Even today, 33 years after I first played it on the cheap turntable in my Jersey bedroom, I can still remember where every single grunt goes on the entire "Born to Run" album. And if you buy me a drink, I’ll prove it.
Other than that, Bruce Springsteen and I have only one thing in common: We are both fed up with Halloween.
Oh, we’ve both been good sports for years. In my case, that means spending almost as much on candy as I spend on tulips and running frantically to the door for four straight hours. In Springsteen’s case, there were apparently "masked characters," elaborate decorations, and an uncelebrity-like air of welcome at his big house in Rumson, NJ.
But our generosity has been stretched to the breaking point. At his house, too, I’m guessing, the perennials have been trampled into dust! The boxwoods have been
stumbled over and broken! The peach trees have been idly stripped of
branches–one time too many! We have been made into curmudgeons despite ourselves.
Like at Bruce’s house, the problem with Halloween on Caroline Street
in Saratoga Springs, NY is "catastrophic success"–so many visitors, the whole business feels dangerous.
urban here on Caroline Street, so every suburban kid from miles around pours into my
neighborhood for more efficient candy-gathering. Where, I wonder, is
the enterprise among today’s suburban youth? When I was a child, I
walked miles of McMansion gloom just to gather
a handful of Snicker’s bars.
But it’s not just the neighborly cityscape that draws the crowds

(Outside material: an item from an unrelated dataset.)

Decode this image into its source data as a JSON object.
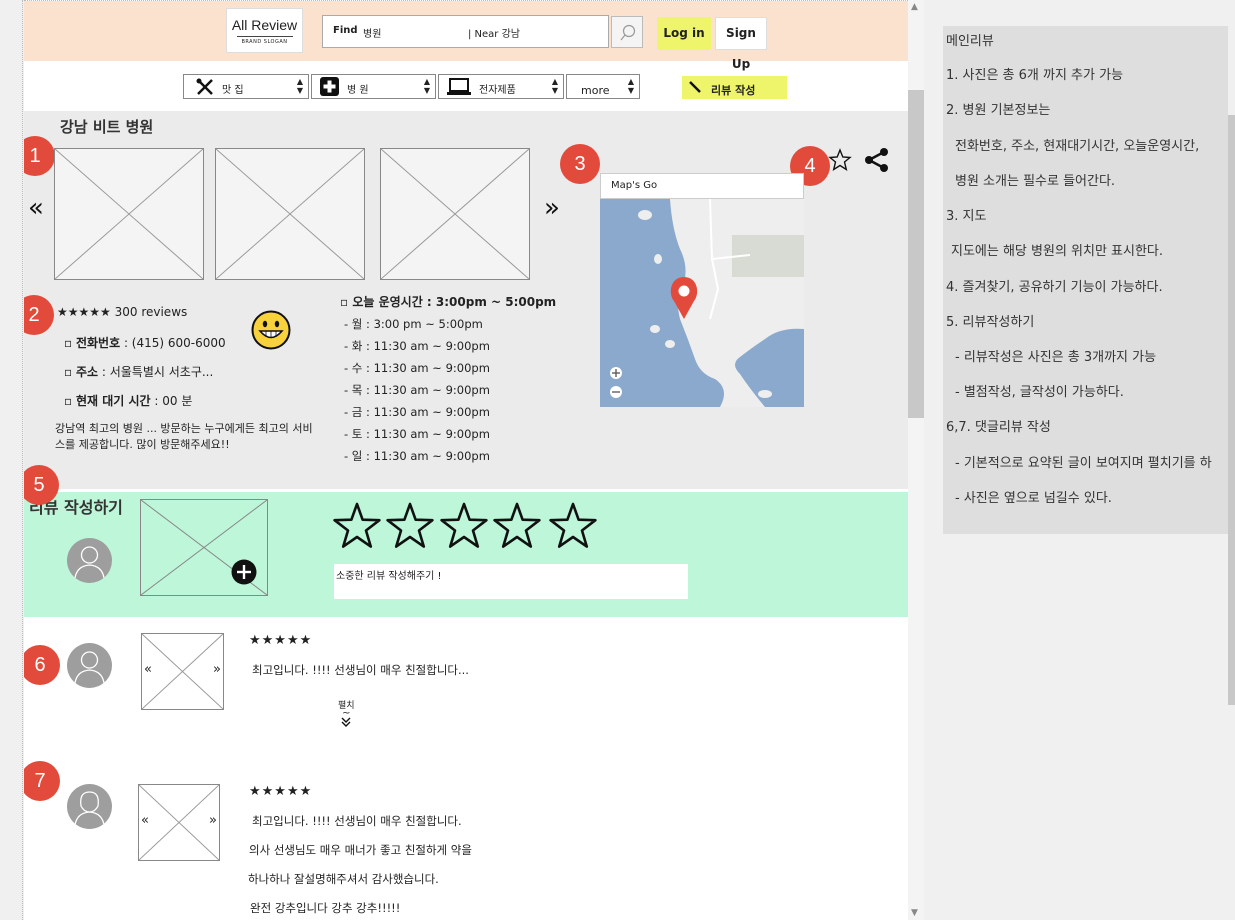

here. It’s the mood, including the many Victorian houses that, like mine, are crying out for a five-digit paint job but contain people without the dough. My next-door neighbors, a super-nice young couple, go
all out on the atmospherics, including bringing out an animatronic figure named Sully who
rips open his chest and screams every time somebody claps. A little
further up Caroline Street, there are other neighbors with a spooky Italianate house who get really
spooky and lurk in the overgrown hemlocks to scare the bejesus out of
The result is thousand children and their parents appearing on
my doorstep every Halloween. Frankly, I didn’t think I was buying a
job hosting a street festival when I bought my house.
Of course, I might not feel so invaded, if the crowds weren’t so destructive to my garden. Last year, I actually had the Headless Horsemen on a real live horse standing in my flower bed! With the horse rearing up in terror at Sully’s screams! Absolutely insane.
Still, I’m sure I don’t have it as bad as The Boss. Nobody assumes they know me when they don’t and calls me "Bruce" when they ought to be calling me Mr. Springsteen. That, I’m assuming, is truly creepy.
For me, there is only one upside to this increasingly upsetting and anarchic holiday: Out of a thousand kids, maybe three every year are rude. The rest–suburban, urban, poor, rich, carefully costumed or carelessly costumed–are touchingly grateful and polite.
A holiday that reminds you of the inherent goodness of children…well, I still hate it, but possibly a little less than I did three paragraphs ago.